In a couple of weeks I will walk through one of the most significant thresholds of my life. I will step into an unwavering commitment with a lifelong irrevocable vow. In some ways I have prepared for this moment for a year and a half and, in others, I have been preparing for this my whole life.
It struck me recently that I am crossing a huge rite of passage in my life and I have only shared this with a handful of people. And even with the handful of people I have shared it with, I’ve said things in passing and often with an undercurrent of dismissal.
I share many parts of myself with my friends, family, community and the general public. If I were graduating from grad school or getting married or having a baby or even a birthday, I would share this for witnessing and celebration. Yet, this particular ceremony—that is so deeply important to me—I have hidden behind a veil and I have to ask myself why.
I know enough to know that if I’m hiding this part of myself, there are also other parts of myself that I’m hiding. This hiding plays into a smaller story of mine and, when you are making a lifelong irrevocable vow, it is not the time to play small.
On the summer solstice I will be initiated as a priestess. I will commit fully to my spiritual development and step into complete responsibility for my personal power. I will devote myself to a journey of embodying epic, ever-expansive unconditional love. I will take a vow to be in service to the divine feminine, eros, the earth and all of her beings.
My journey as a priestess has incredible significance for me. I spend a good portion of my time devoted to priestess practices and studies. My spiritual practice is my primary anchor in life. It supports me to navigate the complexity and chaos of being a human. It invites me into dreaming something extraordinary. It is the lens in which I perceive, relate and teach through. I think it’s fair to say that my spiritual practice has even saved my life a few times. When people used to ask me, how often do you practice yoga?, I would answer every second of every day. The same goes with priestessing, it’s part of me, comes through in everything that I do and life itself is the vessel for practice.

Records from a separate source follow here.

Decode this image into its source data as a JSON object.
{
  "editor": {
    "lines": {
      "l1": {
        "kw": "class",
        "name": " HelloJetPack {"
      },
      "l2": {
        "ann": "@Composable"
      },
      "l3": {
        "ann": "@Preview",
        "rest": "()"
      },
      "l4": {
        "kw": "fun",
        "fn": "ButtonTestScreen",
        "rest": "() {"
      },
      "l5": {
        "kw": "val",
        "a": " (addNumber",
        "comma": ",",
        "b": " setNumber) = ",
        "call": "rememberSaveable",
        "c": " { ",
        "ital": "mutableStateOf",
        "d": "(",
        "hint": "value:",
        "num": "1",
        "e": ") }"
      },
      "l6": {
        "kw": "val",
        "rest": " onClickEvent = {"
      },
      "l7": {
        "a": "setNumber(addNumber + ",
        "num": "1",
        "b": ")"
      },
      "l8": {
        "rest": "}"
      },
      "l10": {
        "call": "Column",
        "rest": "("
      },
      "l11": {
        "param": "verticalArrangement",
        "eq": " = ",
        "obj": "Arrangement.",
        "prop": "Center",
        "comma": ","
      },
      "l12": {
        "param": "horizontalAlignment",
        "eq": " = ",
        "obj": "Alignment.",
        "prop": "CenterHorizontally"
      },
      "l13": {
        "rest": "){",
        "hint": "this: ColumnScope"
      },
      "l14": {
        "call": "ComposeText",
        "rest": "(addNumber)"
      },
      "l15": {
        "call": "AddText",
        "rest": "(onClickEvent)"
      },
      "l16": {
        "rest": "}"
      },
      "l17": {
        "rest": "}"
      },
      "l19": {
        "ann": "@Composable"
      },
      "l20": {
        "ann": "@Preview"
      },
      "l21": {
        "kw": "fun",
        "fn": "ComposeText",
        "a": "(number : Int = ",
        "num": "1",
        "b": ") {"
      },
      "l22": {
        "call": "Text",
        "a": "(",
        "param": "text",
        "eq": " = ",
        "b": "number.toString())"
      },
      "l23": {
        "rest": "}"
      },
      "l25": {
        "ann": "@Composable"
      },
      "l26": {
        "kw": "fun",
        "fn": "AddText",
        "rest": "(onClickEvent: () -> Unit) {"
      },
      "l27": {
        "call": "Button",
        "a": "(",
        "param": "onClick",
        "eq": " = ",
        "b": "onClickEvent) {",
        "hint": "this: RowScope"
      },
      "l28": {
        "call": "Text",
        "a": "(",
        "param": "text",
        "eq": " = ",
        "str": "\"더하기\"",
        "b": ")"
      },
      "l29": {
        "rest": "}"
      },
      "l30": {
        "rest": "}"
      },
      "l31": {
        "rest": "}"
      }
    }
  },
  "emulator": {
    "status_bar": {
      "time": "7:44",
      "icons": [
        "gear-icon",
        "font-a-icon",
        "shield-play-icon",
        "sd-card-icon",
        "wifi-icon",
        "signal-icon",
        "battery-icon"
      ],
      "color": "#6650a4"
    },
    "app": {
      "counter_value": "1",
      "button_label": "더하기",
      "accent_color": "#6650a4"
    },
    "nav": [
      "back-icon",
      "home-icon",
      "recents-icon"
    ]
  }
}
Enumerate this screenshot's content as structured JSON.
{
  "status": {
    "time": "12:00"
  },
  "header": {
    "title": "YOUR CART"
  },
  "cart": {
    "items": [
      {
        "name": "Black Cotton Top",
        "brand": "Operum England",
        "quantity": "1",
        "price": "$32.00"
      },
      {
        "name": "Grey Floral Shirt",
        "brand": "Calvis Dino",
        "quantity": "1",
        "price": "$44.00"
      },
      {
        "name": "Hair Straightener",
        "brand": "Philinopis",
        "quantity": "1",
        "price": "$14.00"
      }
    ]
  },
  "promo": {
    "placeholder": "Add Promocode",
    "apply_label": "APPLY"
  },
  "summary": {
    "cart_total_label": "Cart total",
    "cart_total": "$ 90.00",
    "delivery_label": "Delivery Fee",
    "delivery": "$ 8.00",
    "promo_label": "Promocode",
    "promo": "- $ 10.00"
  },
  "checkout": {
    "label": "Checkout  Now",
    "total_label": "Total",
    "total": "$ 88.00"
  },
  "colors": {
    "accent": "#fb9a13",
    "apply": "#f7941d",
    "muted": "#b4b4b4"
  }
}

There is an aspect of bringing reverence to my spiritual practice by holding it close. Maintaining some privacy with these deeply intimate experiences is a way of making them sacred. I believe the expression of connecting to something greater than the ego self is very unique to each individual. Moments of holy communion are often nonlinear and speak in symbol and therefore difficult to translate into language for the linear mind of another.
Yes, there are many ways that our relationship with mystery is indeed personal. Yet, there is a difference between discerning privacy and secrecy.
What I am interested in looking at is why have I been wearing a cloak of secrecy as a priestess. What this feels like to me is equivalent to experiences of shame that I have had. It’s the ways in which I dim my light as to not shine too bright. It’s in the moments when I’m quiet even though I have something valuable to say or when I purposely take up less space to avoid being fully seen.
There are two voices within me that I’ve tracked that contribute to my hiding as a priestess. The first is that it’s a joke, it’s not serious work but a silly indulgence—it is that voice of dismissal that I spoke to earlier. The second voice is one of fear—fear of exile and persecution.
About 4,000 years ago the consciousness of humans across the planet began to shift from one that is participatory—having a relationship with the numerous forms of god and goddess represented in the spirit found in all living things—to one that is completely differentiated and individualistic. This individualism and strong sense of ego self began to create hierarchy and project a personified male god outside of, and above, oneself and nature. Human tribes moved from collaboration to hierarchy that placed god above man above woman above animal above nature. At this time priestess temples dedicated to the goddess began to be burned to the ground as spiritually awake women were deemed dangerous and evil.
Then from 1200 to 1800 across Europe there were witch burnings where hundreds of thousands of people, mostly women, were killed and tortured. Many of these were the midwives, the medicine women and women that worshipped nature and the cycles of the earth. At this time my ancestral lineage of earth-based wisdom was virtually wiped out.
There is a voice of me that says, This is dangerous work, don’t let them see you. This part of me remembers that to practice my love affair with the earth, to midwife life and to make medicine out in the open risked torture and exile. This is the part that wants me to cloak this work in secrecy.
We are in a time that has been called by Joanna Macy The Great Turning which she defines as the “essential adventure of our time: the shift from the industrial growth society to a life-sustaining civilization.”
We are in a time where we are being called back to connection with each other and the planet that we live in—this is essential for a thriving future. We are remembering the times when we did live in concert with the cycles of the earth and the rhythms of nature. We are remembering a time when we were active, co-creative, empowered participants with the great mystery.
On this threshold of my priestess initiation I choose to be seen. I vow to be in service to the emergence of collaboration, community, freedom, a thriving planet, the evolution of consciousness, epic love, the future children, the earth and all of her beings. I vow to fully embody my expression of leadership toward this vision.
Thank you for being my witness. Here is to an extraordinary future for all and to each of us taking our unique place of greatest contribution.